Example from the ground - the important role of a teacher

Mary has just moved from the city to a rural area of Uganda to teach in a local primary school. Many of the students come from farming families and at certain times of the year their parents can struggle to earn a stable income. One harvest season, Mary’s student Peter, came to school exhausted, he struggled to stay awake during lessons, and often couldn’t focus. Peter also wasn’t completing his homework and said that he didn’t have time because he had to help his family with the harvest. Mary also noticed that Peter started complaining of muscle aches and was more and more absent from classes. One day after school, Mary walked past the family home and saw that Peter had been carrying heavy loads in the hot sun all day, she knew she had to do something. Teachers, like health professionals, and police, have a duty to report when they believe a child is being maltreated. Mary reported Peter’s situation to the local social services, so that Peter’s family could get the support they needed to send Peter back to school and not have to rely on his work to supplement the family income. Once a child protection case such as this has been referred to the relevant social services, child protection officers, or social workers, will visit the family and help them work out a plan to keep their child safe from any form of harm. Peter’s social worker worked with the family to find new sources of income and join a local savings and loans group so that they could afford to feed the family and send their children to school all year round.

Mary’s role, and that of the social worker, is part of a much bigger child protection system which defines policies, procedures and frameworks of action to keep children safe from falling into any form or harm.

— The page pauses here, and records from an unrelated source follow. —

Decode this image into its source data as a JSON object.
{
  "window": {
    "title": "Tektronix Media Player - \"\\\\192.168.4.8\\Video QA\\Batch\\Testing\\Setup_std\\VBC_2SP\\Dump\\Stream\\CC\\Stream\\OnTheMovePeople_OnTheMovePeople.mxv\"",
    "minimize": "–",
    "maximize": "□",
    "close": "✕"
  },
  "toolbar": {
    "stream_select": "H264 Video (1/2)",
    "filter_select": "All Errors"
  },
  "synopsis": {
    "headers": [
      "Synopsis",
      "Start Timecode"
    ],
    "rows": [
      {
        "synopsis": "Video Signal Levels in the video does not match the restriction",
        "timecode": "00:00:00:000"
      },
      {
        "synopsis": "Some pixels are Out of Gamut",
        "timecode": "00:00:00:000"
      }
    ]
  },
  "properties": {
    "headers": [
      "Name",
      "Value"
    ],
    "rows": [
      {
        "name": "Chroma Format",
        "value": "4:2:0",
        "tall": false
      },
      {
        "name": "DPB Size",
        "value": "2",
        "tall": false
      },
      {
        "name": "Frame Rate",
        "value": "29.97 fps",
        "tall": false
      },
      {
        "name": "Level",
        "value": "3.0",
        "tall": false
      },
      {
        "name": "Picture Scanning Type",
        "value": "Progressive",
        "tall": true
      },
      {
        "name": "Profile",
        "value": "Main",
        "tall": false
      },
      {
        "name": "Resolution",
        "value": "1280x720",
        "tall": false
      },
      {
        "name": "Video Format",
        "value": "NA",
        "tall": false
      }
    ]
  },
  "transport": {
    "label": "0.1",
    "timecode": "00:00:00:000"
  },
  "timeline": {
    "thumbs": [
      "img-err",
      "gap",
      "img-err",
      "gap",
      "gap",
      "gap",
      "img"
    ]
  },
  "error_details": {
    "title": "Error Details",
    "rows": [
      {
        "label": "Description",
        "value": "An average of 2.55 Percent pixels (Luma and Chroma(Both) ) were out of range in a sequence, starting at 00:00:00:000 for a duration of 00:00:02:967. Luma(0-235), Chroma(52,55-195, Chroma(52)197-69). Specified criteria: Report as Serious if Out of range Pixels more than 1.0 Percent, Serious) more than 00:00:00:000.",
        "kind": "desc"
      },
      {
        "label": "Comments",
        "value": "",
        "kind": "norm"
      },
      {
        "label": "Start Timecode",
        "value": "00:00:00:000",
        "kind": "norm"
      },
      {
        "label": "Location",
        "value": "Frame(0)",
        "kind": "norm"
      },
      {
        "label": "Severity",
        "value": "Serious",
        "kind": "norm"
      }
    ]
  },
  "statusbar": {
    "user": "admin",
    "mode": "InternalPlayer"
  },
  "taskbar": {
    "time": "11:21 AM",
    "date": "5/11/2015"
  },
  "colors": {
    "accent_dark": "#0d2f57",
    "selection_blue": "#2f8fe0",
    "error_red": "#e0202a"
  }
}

For more information on strengthening child protection systems check out our brand new Annual Report and the diagram page 31-32.